═══ Entries provided

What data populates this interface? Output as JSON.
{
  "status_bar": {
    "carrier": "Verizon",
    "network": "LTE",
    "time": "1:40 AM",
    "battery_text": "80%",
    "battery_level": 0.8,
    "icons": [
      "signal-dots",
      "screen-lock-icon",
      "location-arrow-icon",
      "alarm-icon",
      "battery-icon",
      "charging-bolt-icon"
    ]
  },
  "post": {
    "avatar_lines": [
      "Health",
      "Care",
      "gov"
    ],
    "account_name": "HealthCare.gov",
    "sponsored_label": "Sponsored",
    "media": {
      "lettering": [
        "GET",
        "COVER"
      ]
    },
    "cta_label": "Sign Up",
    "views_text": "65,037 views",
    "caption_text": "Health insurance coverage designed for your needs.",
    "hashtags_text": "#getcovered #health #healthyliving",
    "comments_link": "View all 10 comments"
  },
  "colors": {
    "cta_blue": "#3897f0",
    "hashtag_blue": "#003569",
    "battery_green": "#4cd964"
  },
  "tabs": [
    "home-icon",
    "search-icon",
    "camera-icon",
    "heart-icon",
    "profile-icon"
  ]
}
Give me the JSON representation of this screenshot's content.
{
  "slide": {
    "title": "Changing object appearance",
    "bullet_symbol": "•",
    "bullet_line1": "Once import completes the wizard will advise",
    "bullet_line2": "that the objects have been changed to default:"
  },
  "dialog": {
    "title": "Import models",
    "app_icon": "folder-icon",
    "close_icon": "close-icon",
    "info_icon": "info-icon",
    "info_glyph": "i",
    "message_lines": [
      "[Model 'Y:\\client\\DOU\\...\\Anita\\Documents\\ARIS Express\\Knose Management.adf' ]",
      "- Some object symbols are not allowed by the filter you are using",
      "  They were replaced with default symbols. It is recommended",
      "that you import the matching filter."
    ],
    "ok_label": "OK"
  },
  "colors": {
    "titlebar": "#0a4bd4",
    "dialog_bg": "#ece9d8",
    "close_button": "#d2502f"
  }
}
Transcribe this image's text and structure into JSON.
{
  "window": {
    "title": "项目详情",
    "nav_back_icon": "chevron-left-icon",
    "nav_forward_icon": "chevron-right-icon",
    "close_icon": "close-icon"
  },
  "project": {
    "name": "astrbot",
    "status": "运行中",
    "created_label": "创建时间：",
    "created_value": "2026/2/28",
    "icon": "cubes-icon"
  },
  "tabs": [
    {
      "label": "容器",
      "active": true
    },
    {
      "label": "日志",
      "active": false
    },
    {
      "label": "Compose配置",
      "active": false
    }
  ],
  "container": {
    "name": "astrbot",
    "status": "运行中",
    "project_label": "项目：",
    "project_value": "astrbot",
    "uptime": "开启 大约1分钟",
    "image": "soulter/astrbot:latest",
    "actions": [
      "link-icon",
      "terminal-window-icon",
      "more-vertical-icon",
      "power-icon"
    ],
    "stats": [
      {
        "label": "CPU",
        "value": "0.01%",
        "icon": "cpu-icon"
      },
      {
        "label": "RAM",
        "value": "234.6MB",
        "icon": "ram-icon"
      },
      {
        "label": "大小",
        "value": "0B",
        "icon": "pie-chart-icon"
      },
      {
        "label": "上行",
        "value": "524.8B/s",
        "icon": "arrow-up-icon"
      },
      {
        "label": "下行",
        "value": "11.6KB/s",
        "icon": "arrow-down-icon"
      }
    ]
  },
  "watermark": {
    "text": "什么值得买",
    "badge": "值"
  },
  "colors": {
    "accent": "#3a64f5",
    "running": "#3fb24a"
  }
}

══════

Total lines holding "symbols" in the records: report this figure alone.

**Answer space:** 2